It is far higher than the average for Fund IV. Data from CalPERS, the largest pension fund in the United States, shows that by the end of September last year it had received a multiple of 150% from the $348.2m which it invested in Fund IV in 2005.
Although CVC is set to get a higher than average return from F1 it is still some way off its top performing investments. They include IDC, one of the leading independent private hospital operators in Spain, which gave CVC an 831% return when it was sold in 2005. However, in contrast to the $3bn CVC has already banked from F1, IDC only returned €222m in cash. So although other investments may have made more in percentage terms, when it comes to cash returned F1 is likely to be on pole position in CVC’s record books.
Remarkably CVC’s return from F1 is on track to be even higher than the amount made by Ecclestone and his family trust. However, CVC’s profits from F1 are shared between the investors in Fund IV and ultimately flow to the millions of people who have a beneficial interest (such as the US pension plan holders). In contrast, the money Ecclestone and his family trust have made from F1 ultimately ends up in the hands of just four people. They are Ecclestone himself, his ex-wife Slavica and their two children Tamara and Petra.
By the time CVC bought F1 Ecclestone had already sold stakes in F1 three times raising $2bn for his family trust. Added to that is the $1.4bn proceeds of a bond which Ecclestone secured on F1’s future revenues in 1999 and the $478m CVC paid for his family trust’s stake in the sport before it reinvested. It means that Ecclestone and his family trust have cashed out $3.9bn so far which makes his £2.5m annual salary for running the sport look tiny in comparison.

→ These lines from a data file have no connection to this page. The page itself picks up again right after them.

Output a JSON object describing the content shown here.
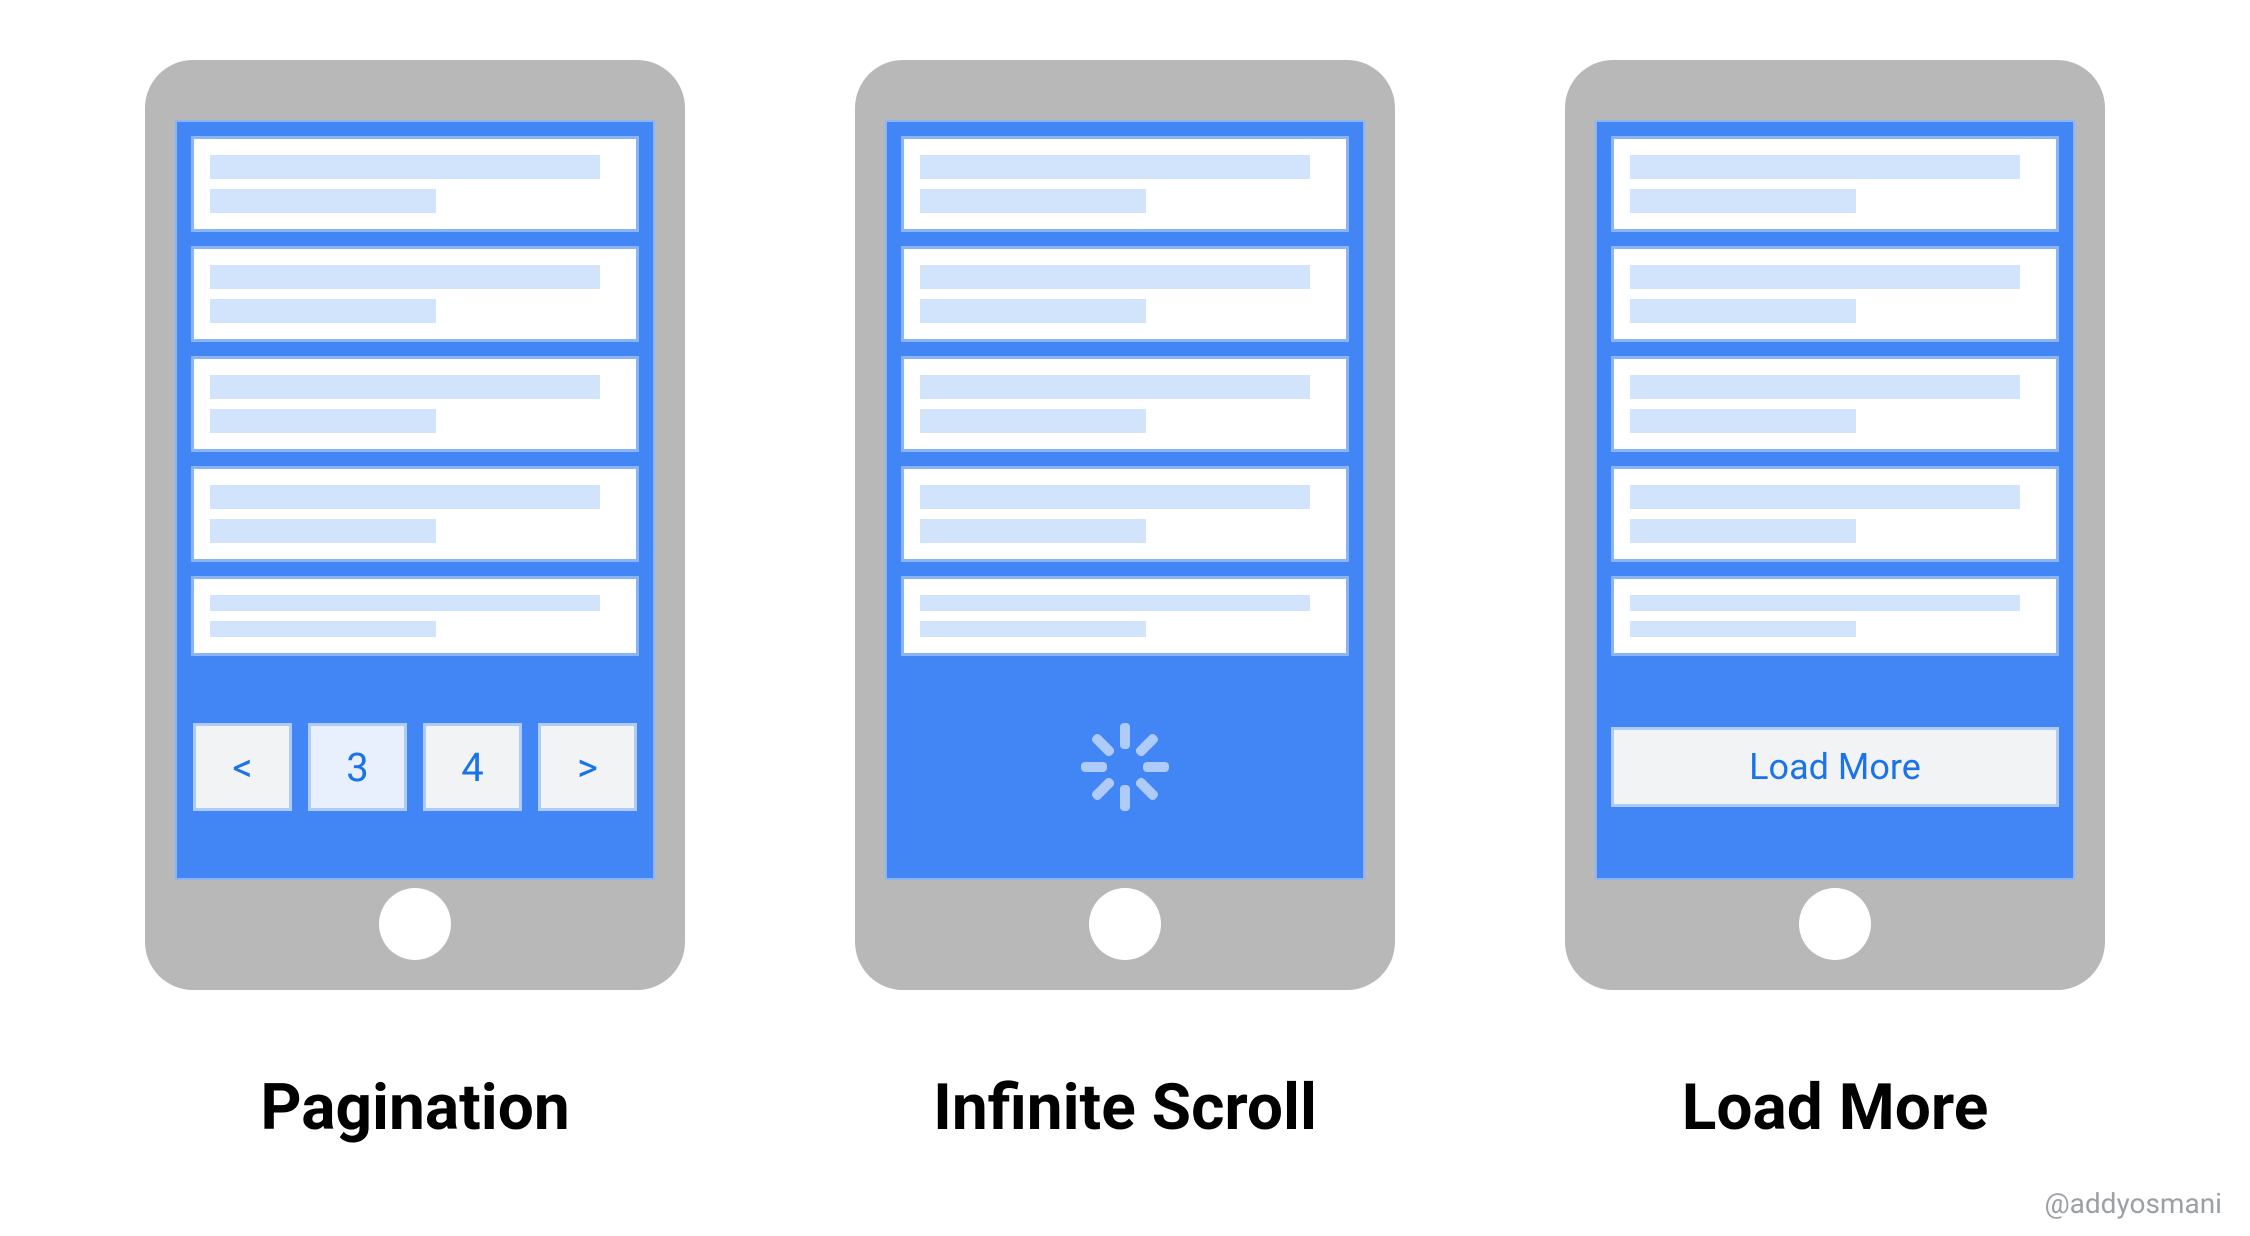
{
  "patterns": [
    {
      "label": "Pagination"
    },
    {
      "label": "Infinite Scroll"
    },
    {
      "label": "Load More"
    }
  ],
  "pagination": {
    "prev": "<",
    "pages": [
      "3",
      "4"
    ],
    "next": ">",
    "active_page": "3"
  },
  "load_more": {
    "button_label": "Load More"
  },
  "attribution": "@addyosmani"
}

Ecclestone and the trust received a total of $117.3m from the April dividend with another $167m expected from the payout which is due by the end of the year. Their combined 13.8% stake is worth a total of $1.4bn so all in all Ecclestone and his family trust have made a total of $5.6bn in cash out and remaining value from F1.
Now that really is a Grand Prize.